**** Stored data

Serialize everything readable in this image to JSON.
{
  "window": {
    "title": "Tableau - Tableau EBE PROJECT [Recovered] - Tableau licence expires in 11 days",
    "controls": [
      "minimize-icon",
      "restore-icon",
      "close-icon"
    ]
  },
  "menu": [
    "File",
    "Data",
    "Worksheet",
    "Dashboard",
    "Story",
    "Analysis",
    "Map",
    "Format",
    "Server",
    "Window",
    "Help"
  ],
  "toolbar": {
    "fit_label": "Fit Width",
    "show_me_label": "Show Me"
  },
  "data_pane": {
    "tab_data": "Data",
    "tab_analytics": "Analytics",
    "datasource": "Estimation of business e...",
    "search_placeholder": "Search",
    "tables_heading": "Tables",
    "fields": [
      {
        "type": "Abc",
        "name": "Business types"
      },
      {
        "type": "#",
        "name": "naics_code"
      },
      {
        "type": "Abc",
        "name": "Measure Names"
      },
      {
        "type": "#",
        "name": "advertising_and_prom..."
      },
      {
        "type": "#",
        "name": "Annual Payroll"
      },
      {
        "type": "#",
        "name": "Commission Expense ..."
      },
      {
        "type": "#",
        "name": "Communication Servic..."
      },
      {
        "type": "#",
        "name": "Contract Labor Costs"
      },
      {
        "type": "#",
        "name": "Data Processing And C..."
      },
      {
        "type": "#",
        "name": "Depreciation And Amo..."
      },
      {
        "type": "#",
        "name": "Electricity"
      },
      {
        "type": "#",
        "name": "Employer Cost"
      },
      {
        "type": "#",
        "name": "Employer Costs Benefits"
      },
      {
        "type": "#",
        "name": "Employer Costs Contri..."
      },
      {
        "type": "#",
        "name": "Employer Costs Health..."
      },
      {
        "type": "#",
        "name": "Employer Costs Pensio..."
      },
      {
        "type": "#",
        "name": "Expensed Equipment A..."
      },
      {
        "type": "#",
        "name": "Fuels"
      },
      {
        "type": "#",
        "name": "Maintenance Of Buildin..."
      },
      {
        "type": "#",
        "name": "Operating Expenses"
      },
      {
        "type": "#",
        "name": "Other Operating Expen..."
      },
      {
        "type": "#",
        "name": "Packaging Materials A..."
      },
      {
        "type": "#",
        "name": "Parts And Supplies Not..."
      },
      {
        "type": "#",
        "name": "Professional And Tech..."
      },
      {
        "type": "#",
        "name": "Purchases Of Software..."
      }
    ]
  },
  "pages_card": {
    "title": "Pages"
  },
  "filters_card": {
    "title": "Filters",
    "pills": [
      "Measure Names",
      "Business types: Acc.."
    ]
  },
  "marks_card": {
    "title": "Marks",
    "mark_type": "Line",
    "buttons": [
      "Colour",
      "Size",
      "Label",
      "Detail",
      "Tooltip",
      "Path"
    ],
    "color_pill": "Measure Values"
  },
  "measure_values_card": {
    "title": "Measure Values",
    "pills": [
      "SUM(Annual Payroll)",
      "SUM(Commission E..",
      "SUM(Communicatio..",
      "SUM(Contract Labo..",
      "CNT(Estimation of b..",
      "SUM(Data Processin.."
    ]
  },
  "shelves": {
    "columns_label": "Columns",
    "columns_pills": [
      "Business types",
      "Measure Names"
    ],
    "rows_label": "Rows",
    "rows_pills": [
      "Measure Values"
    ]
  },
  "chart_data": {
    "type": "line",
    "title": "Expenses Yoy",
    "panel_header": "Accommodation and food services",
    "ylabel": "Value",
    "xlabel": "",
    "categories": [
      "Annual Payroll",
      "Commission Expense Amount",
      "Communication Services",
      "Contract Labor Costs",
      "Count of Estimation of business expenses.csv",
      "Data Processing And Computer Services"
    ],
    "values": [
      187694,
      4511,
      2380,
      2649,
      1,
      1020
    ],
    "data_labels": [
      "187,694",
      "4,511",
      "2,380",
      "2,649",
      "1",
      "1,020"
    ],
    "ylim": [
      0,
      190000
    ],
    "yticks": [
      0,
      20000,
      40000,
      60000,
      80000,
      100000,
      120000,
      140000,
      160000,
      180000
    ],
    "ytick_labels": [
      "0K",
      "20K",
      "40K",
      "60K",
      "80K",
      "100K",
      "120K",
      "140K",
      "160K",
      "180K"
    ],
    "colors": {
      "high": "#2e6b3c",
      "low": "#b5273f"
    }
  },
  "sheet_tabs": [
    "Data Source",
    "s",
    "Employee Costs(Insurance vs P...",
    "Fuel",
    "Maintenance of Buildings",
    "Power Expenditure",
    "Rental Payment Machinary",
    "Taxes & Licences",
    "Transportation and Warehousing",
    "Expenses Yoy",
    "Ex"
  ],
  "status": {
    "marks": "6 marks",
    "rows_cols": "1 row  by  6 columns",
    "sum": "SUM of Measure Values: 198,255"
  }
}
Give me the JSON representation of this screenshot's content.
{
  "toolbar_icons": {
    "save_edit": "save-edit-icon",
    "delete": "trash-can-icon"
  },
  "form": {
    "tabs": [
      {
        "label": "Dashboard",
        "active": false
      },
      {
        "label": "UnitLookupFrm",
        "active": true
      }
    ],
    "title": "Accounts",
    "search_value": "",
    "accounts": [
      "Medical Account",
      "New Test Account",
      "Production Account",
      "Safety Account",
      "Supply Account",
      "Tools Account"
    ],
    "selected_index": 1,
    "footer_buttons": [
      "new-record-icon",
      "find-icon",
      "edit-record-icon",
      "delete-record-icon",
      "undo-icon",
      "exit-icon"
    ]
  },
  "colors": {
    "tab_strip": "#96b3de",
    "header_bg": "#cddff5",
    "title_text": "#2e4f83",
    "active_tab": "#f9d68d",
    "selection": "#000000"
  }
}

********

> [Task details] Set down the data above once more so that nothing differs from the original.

> [Finished exercise]
Serialize everything readable in this image to JSON.
{
  "window": {
    "title": "Tableau - Tableau EBE PROJECT [Recovered] - Tableau licence expires in 11 days",
    "controls": [
      "minimize-icon",
      "restore-icon",
      "close-icon"
    ]
  },
  "menu": [
    "File",
    "Data",
    "Worksheet",
    "Dashboard",
    "Story",
    "Analysis",
    "Map",
    "Format",
    "Server",
    "Window",
    "Help"
  ],
  "toolbar": {
    "fit_label": "Fit Width",
    "show_me_label": "Show Me"
  },
  "data_pane": {
    "tab_data": "Data",
    "tab_analytics": "Analytics",
    "datasource": "Estimation of business e...",
    "search_placeholder": "Search",
    "tables_heading": "Tables",
    "fields": [
      {
        "type": "Abc",
        "name": "Business types"
      },
      {
        "type": "#",
        "name": "naics_code"
      },
      {
        "type": "Abc",
        "name": "Measure Names"
      },
      {
        "type": "#",
        "name": "advertising_and_prom..."
      },
      {
        "type": "#",
        "name": "Annual Payroll"
      },
      {
        "type": "#",
        "name": "Commission Expense ..."
      },
      {
        "type": "#",
        "name": "Communication Servic..."
      },
      {
        "type": "#",
        "name": "Contract Labor Costs"
      },
      {
        "type": "#",
        "name": "Data Processing And C..."
      },
      {
        "type": "#",
        "name": "Depreciation And Amo..."
      },
      {
        "type": "#",
        "name": "Electricity"
      },
      {
        "type": "#",
        "name": "Employer Cost"
      },
      {
        "type": "#",
        "name": "Employer Costs Benefits"
      },
      {
        "type": "#",
        "name": "Employer Costs Contri..."
      },
      {
        "type": "#",
        "name": "Employer Costs Health..."
      },
      {
        "type": "#",
        "name": "Employer Costs Pensio..."
      },
      {
        "type": "#",
        "name": "Expensed Equipment A..."
      },
      {
        "type": "#",
        "name": "Fuels"
      },
      {
        "type": "#",
        "name": "Maintenance Of Buildin..."
      },
      {
        "type": "#",
        "name": "Operating Expenses"
      },
      {
        "type": "#",
        "name": "Other Operating Expen..."
      },
      {
        "type": "#",
        "name": "Packaging Materials A..."
      },
      {
        "type": "#",
        "name": "Parts And Supplies Not..."
      },
      {
        "type": "#",
        "name": "Professional And Tech..."
      },
      {
        "type": "#",
        "name": "Purchases Of Software..."
      }
    ]
  },
  "pages_card": {
    "title": "Pages"
  },
  "filters_card": {
    "title": "Filters",
    "pills": [
      "Measure Names",
      "Business types: Acc.."
    ]
  },
  "marks_card": {
    "title": "Marks",
    "mark_type": "Line",
    "buttons": [
      "Colour",
      "Size",
      "Label",
      "Detail",
      "Tooltip",
      "Path"
    ],
    "color_pill": "Measure Values"
  },
  "measure_values_card": {
    "title": "Measure Values",
    "pills": [
      "SUM(Annual Payroll)",
      "SUM(Commission E..",
      "SUM(Communicatio..",
      "SUM(Contract Labo..",
      "CNT(Estimation of b..",
      "SUM(Data Processin.."
    ]
  },
  "shelves": {
    "columns_label": "Columns",
    "columns_pills": [
      "Business types",
      "Measure Names"
    ],
    "rows_label": "Rows",
    "rows_pills": [
      "Measure Values"
    ]
  },
  "chart_data": {
    "type": "line",
    "title": "Expenses Yoy",
    "panel_header": "Accommodation and food services",
    "ylabel": "Value",
    "xlabel": "",
    "categories": [
      "Annual Payroll",
      "Commission Expense Amount",
      "Communication Services",
      "Contract Labor Costs",
      "Count of Estimation of business expenses.csv",
      "Data Processing And Computer Services"
    ],
    "values": [
      187694,
      4511,
      2380,
      2649,
      1,
      1020
    ],
    "data_labels": [
      "187,694",
      "4,511",
      "2,380",
      "2,649",
      "1",
      "1,020"
    ],
    "ylim": [
      0,
      190000
    ],
    "yticks": [
      0,
      20000,
      40000,
      60000,
      80000,
      100000,
      120000,
      140000,
      160000,
      180000
    ],
    "ytick_labels": [
      "0K",
      "20K",
      "40K",
      "60K",
      "80K",
      "100K",
      "120K",
      "140K",
      "160K",
      "180K"
    ],
    "colors": {
      "high": "#2e6b3c",
      "low": "#b5273f"
    }
  },
  "sheet_tabs": [
    "Data Source",
    "s",
    "Employee Costs(Insurance vs P...",
    "Fuel",
    "Maintenance of Buildings",
    "Power Expenditure",
    "Rental Payment Machinary",
    "Taxes & Licences",
    "Transportation and Warehousing",
    "Expenses Yoy",
    "Ex"
  ],
  "status": {
    "marks": "6 marks",
    "rows_cols": "1 row  by  6 columns",
    "sum": "SUM of Measure Values: 198,255"
  }
}
Give me the JSON representation of this screenshot's content.
{
  "toolbar_icons": {
    "save_edit": "save-edit-icon",
    "delete": "trash-can-icon"
  },
  "form": {
    "tabs": [
      {
        "label": "Dashboard",
        "active": false
      },
      {
        "label": "UnitLookupFrm",
        "active": true
      }
    ],
    "title": "Accounts",
    "search_value": "",
    "accounts": [
      "Medical Account",
      "New Test Account",
      "Production Account",
      "Safety Account",
      "Supply Account",
      "Tools Account"
    ],
    "selected_index": 1,
    "footer_buttons": [
      "new-record-icon",
      "find-icon",
      "edit-record-icon",
      "delete-record-icon",
      "undo-icon",
      "exit-icon"
    ]
  },
  "colors": {
    "tab_strip": "#96b3de",
    "header_bg": "#cddff5",
    "title_text": "#2e4f83",
    "active_tab": "#f9d68d",
    "selection": "#000000"
  }
}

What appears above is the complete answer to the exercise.